Exercise goal: Please filter the listing for the string "GOMEZ" and copy each matching line.

Input material:
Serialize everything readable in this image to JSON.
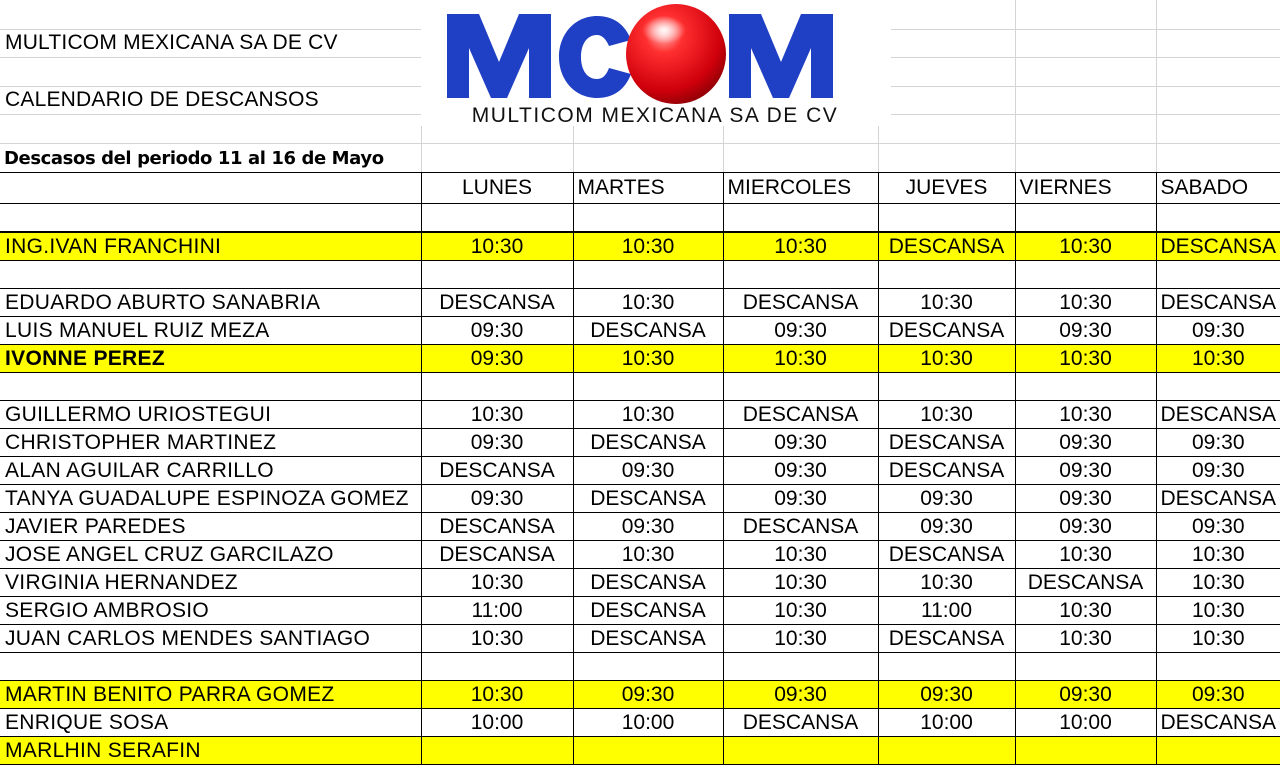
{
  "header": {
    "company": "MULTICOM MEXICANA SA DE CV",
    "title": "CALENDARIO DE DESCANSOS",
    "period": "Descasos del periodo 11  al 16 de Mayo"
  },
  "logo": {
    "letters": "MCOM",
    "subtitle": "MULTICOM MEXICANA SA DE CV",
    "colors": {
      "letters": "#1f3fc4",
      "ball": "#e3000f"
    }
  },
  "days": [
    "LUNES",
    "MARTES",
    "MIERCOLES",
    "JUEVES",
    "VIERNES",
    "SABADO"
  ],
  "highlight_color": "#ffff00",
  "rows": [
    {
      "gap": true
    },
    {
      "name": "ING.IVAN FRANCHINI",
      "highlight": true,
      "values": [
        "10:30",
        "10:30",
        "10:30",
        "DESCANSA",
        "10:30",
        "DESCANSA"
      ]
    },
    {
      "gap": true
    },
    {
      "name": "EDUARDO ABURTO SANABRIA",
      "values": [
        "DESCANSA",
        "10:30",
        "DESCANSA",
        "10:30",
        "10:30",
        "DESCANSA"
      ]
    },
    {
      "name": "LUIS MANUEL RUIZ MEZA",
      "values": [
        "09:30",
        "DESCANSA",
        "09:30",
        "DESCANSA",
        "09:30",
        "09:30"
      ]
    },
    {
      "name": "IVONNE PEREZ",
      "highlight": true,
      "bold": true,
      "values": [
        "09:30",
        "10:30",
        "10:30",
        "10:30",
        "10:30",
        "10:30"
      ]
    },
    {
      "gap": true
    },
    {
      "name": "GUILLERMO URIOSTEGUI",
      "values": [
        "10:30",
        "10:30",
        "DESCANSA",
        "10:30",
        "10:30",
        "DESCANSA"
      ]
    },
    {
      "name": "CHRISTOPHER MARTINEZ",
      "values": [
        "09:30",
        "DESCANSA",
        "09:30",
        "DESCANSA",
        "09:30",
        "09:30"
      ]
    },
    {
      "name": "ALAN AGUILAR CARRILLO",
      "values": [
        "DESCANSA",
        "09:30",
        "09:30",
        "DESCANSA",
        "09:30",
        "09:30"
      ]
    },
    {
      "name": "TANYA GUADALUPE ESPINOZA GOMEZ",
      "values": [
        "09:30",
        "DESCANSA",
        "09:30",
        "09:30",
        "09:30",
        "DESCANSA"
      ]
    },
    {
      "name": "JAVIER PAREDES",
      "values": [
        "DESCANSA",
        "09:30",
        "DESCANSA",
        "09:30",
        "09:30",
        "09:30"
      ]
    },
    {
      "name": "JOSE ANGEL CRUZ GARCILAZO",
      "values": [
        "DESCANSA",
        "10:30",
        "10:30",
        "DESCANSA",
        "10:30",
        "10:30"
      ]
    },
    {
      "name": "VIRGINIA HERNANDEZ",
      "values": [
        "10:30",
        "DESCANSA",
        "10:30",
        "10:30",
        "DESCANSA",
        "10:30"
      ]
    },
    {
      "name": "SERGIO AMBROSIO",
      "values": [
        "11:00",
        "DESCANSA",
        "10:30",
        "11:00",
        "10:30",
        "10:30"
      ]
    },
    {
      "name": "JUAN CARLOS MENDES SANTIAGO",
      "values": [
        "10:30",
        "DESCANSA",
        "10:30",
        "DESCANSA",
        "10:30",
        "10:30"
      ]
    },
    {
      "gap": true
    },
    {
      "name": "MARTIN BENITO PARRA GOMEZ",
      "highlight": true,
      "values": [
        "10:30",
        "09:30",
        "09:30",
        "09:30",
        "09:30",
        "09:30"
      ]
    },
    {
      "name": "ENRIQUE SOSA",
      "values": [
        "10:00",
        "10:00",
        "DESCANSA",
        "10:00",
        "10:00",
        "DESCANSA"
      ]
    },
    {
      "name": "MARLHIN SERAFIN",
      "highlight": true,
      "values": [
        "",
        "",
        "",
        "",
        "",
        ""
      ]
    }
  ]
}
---
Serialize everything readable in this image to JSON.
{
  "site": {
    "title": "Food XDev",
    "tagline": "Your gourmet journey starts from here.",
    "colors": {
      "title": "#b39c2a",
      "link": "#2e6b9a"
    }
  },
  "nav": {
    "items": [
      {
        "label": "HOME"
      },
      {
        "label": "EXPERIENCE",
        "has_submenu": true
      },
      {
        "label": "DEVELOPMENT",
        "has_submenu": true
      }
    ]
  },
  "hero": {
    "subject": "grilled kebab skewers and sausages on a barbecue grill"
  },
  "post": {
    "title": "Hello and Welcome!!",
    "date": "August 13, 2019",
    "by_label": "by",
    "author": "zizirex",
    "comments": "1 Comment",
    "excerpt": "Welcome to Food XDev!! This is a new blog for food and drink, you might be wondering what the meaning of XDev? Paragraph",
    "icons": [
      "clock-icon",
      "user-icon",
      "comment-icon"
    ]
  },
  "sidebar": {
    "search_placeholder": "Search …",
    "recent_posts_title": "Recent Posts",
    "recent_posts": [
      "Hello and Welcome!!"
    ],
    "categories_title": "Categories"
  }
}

Solution to this exercise:
      "name": "TANYA GUADALUPE ESPINOZA GOMEZ",
      "name": "MARTIN BENITO PARRA GOMEZ",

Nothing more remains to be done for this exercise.